Well, in comparison with previous projections it is all those things. But let’s leave our little island world and the associated little island commentary for a moment and look at the wider European landscape. Irish export growth is hardly anything to talk about – indeed, it looks rather anaemic (and credit to Rory O’Farrell for spotting this).
Eurostat has recently published the latest data on EU goods exports. It compares non-seasonally adjusted, export growth between the first three quarters of 2009 and 2010. What does it find?
• Ireland: 2 per cent
• EU-27 average: 18 per cent
• EU-15 average: 13 per cent
In the first three quarters of this year, average goods export growth in the EU greatly outstripped Irish growth.
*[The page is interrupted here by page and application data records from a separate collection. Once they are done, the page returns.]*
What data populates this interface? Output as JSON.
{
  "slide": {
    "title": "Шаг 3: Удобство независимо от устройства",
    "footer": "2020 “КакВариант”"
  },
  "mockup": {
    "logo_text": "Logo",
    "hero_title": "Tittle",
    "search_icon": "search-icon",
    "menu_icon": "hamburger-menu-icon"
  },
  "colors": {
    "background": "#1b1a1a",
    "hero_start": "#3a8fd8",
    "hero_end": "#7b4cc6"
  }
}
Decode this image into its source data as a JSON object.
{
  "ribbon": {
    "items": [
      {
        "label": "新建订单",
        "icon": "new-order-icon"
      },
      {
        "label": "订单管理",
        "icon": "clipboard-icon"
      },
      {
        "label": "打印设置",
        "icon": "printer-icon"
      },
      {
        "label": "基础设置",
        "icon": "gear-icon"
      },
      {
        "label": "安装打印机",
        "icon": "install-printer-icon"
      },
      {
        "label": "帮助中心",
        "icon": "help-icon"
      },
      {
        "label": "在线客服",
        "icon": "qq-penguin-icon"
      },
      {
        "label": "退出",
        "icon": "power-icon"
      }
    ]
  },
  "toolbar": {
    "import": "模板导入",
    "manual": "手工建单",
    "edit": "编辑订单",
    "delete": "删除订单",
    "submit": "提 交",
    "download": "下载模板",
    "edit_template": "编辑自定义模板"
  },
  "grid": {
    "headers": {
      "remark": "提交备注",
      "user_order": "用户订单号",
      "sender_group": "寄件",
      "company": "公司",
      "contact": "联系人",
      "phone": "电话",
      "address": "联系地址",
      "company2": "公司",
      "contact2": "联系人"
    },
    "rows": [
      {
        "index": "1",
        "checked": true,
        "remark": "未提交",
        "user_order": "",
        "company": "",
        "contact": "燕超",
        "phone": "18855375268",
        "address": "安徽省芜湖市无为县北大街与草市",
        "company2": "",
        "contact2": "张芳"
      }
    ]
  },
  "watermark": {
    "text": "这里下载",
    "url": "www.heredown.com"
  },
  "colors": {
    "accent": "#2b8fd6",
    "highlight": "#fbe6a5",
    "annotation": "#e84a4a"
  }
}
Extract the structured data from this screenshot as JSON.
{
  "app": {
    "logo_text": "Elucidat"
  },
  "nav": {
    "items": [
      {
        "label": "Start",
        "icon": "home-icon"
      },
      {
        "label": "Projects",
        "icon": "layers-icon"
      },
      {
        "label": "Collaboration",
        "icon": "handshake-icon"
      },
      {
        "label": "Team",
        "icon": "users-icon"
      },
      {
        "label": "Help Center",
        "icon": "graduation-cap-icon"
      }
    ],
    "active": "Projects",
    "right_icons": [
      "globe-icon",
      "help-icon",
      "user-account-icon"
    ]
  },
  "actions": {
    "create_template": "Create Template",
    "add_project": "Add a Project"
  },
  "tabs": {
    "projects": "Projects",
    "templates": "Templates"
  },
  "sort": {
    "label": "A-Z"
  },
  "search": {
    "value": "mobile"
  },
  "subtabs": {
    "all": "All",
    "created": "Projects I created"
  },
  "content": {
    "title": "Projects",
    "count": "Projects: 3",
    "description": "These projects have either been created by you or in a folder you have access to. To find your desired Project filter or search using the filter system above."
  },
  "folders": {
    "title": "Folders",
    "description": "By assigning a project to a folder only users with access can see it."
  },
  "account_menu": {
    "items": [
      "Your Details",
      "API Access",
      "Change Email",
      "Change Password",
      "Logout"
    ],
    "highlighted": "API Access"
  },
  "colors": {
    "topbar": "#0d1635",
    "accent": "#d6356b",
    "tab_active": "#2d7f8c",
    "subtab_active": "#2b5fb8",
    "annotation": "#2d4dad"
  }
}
Of course, this could be a result of bounce-back. For in 2009 most EU countries took a severe export hit as a result of the fall in global demand. Ireland didn’t. However, if we take a longer perspective – from the eve of recession to the present - Irish goods exports don’t look especially resilient. Comparing the three-year period from the first three quarters in 2007 to 2010 we find:
• Ireland: - 1.6 per cent
• EU-27 average: -1.2 per cent
• EU-15 average: - 4.6 per cent
While Ireland held up better than most other EU-15 countries, for the EU as a whole we came in about average. And if current trends continue, we may find ourselves falling behind our EU partners – only just hanging in there courtesy of a modern multinational sector which is only tangentially connected to the rest of the economy.
None of this is to gainsay the benefits of export growth. However, it is about ensuring that we put things into perspective – a pre-condition to the next step which is to more closely examine what is going in our export markets and determine how beneficial it will be to the Irish economy.